Fifty-five percent of people in the U.S. now start their online shopping trips on Amazon.com, according to results from a 2,000-person survey commissioned by the e-commerce startup BloomReach. That stat marks a 25 percent increase from the same survey last year, when 44 percent of online shoppers said they turned to Amazon first.
Over the same time, the percentage of shoppers who start product searches on search engines like Google dropped from 34 percent to 28 percent. The number of online shoppers who check out a retailer’s website (other than Amazon) first also shrunk, from 21 percent to 16 percent.
Amazon Prime is The First Prequisite
This is almost certainly one direct consequence of Amazon Prime’s popularity in the U.S. (Being a Prime subscriber changes the default behavior, starting a product search at Amazon rather than at, say, Google or a more specialized online retailer.)
Amazon Marketplace is The Second Prequisite
This is also shows the importance of Amazon Marketplace. Besides slowly taking over retail revenues at Amazon (already an obviously huge argument for the marketplace), the long-tail capacity, common for marketplaces, makes it feasable for Amazon to not just be an online retailer and a marketplace but also the search engine where it all starts.
This is not only cutting out Google but is also the main argument for Amazon’s insane P/E ratio over the last decade: Once big enough, Amazon can essentially leverage its scale to extract value at every level of commercial transactions. Scale effects here, eventually, lead to market-defining abilities.
This is not ‘just’ a problem for Google or other U.S. online retailers, or Walmart and Target for that matter, but also a growing challenge for brands. Manufacturers will increasingly feel Amazon’s market power in negotiations with the online retailer. If they don’t already, that is. (Don’t be mistaken: A lot of brands do already; the pain will only be growing, the way it looks right now.)
To put it in simple terms: Amazon Marketplace is slowly becoming the U.S. ecommerce market.
(As always, eBay could have and should have turned into this, not Amazon. But alas, a lot less competition as eBay has lost its way.)
A Silver Lining
But there is a silver lining: So, Amazon is the Google of online retail, yes. But we already know what broke Google’s dominance: Facebook.
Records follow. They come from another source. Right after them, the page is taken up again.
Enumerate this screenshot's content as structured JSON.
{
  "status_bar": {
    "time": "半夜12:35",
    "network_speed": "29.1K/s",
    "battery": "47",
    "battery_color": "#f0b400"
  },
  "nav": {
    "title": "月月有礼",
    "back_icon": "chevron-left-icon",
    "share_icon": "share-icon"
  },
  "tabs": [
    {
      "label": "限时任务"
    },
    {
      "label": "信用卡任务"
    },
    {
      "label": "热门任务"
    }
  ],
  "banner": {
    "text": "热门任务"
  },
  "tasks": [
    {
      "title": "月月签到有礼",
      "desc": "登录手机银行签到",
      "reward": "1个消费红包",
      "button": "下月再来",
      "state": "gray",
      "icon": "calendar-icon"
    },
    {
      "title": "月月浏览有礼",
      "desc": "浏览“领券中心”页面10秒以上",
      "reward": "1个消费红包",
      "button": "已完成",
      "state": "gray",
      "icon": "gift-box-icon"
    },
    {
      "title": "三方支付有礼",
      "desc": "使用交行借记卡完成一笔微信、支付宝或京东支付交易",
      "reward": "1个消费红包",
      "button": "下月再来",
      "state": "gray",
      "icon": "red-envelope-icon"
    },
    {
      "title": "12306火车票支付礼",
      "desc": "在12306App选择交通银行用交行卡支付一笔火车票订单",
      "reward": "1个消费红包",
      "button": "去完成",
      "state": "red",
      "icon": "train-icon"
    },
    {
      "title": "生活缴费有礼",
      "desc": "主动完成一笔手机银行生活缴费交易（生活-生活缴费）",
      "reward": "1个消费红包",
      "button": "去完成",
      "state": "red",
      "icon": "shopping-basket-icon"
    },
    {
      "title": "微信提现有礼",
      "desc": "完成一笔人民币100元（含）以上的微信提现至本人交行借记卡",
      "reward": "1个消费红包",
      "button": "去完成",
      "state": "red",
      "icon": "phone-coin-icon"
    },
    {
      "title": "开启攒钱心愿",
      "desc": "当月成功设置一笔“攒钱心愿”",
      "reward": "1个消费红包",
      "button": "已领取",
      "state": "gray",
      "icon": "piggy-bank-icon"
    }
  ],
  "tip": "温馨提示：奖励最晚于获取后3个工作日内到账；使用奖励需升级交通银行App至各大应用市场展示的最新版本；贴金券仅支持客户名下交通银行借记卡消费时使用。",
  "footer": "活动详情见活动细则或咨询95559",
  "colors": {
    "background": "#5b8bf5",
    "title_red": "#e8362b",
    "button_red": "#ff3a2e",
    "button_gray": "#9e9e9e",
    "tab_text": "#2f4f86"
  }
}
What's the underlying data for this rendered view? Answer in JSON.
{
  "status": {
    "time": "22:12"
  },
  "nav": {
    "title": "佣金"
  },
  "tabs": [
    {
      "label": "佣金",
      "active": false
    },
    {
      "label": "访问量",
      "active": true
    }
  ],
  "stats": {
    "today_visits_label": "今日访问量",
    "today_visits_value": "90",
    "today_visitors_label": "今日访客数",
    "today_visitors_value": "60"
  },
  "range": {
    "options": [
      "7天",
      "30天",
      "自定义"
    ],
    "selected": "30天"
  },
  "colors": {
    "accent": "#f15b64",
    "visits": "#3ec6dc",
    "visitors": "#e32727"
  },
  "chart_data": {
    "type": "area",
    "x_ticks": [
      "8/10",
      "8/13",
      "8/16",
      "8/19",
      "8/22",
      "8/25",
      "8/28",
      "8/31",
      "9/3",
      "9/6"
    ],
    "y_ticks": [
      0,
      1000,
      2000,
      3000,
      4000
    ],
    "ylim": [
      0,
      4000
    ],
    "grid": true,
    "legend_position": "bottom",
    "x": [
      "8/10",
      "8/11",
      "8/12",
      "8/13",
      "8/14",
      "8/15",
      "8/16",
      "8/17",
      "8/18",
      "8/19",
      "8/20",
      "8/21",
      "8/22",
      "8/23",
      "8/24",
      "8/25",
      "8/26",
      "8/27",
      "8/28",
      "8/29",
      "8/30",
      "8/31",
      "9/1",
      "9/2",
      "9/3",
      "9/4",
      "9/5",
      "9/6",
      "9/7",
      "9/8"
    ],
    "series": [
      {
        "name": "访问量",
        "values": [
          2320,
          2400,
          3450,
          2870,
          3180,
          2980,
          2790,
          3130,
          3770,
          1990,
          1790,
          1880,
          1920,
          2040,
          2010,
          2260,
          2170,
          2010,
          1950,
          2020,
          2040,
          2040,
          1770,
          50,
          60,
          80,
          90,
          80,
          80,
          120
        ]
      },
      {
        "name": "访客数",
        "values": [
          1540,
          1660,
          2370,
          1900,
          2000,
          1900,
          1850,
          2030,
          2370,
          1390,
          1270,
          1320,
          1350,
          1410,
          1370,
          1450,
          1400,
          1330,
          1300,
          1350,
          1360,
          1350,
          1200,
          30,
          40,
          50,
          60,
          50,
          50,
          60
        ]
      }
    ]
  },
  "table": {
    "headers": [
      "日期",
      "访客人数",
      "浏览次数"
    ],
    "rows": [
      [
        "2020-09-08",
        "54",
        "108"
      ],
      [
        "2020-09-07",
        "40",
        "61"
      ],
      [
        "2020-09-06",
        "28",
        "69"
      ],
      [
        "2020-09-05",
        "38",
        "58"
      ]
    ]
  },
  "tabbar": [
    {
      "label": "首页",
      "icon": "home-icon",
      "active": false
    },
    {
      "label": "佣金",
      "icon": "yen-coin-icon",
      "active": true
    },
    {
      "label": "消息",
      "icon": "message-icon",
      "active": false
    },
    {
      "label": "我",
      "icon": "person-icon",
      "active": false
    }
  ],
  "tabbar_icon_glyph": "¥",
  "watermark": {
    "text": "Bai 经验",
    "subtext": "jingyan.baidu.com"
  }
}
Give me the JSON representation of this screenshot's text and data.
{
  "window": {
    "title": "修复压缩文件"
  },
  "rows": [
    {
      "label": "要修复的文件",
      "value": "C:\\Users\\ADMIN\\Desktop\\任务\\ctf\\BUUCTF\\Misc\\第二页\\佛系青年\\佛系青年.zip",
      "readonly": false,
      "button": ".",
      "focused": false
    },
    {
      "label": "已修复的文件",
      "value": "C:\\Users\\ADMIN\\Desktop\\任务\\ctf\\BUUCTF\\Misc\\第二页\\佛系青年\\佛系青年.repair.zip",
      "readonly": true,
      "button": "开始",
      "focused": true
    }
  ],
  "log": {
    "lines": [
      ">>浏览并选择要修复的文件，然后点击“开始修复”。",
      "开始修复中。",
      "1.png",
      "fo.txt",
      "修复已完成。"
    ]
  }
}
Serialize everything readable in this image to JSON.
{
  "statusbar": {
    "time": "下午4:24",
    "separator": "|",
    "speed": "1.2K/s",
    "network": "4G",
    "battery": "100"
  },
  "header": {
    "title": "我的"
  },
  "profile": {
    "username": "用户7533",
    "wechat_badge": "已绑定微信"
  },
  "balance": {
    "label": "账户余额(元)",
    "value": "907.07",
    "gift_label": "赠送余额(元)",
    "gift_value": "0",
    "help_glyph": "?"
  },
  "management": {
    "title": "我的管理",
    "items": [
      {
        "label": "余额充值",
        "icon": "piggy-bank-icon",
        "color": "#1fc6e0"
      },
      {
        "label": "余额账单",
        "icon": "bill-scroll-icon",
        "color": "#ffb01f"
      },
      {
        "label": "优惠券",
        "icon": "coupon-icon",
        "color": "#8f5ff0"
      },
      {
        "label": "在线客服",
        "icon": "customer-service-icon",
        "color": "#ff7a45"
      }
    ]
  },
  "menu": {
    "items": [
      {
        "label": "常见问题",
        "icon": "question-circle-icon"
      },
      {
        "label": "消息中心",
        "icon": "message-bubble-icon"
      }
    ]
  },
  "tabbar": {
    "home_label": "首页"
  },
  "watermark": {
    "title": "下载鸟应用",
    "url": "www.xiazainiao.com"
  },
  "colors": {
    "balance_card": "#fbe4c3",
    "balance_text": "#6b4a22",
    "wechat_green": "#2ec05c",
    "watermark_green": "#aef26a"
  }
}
The question, especially for the U.S. market, thus becomes: who will be the Facebook of online retail?
Product search, after all, is not the only way of discovery.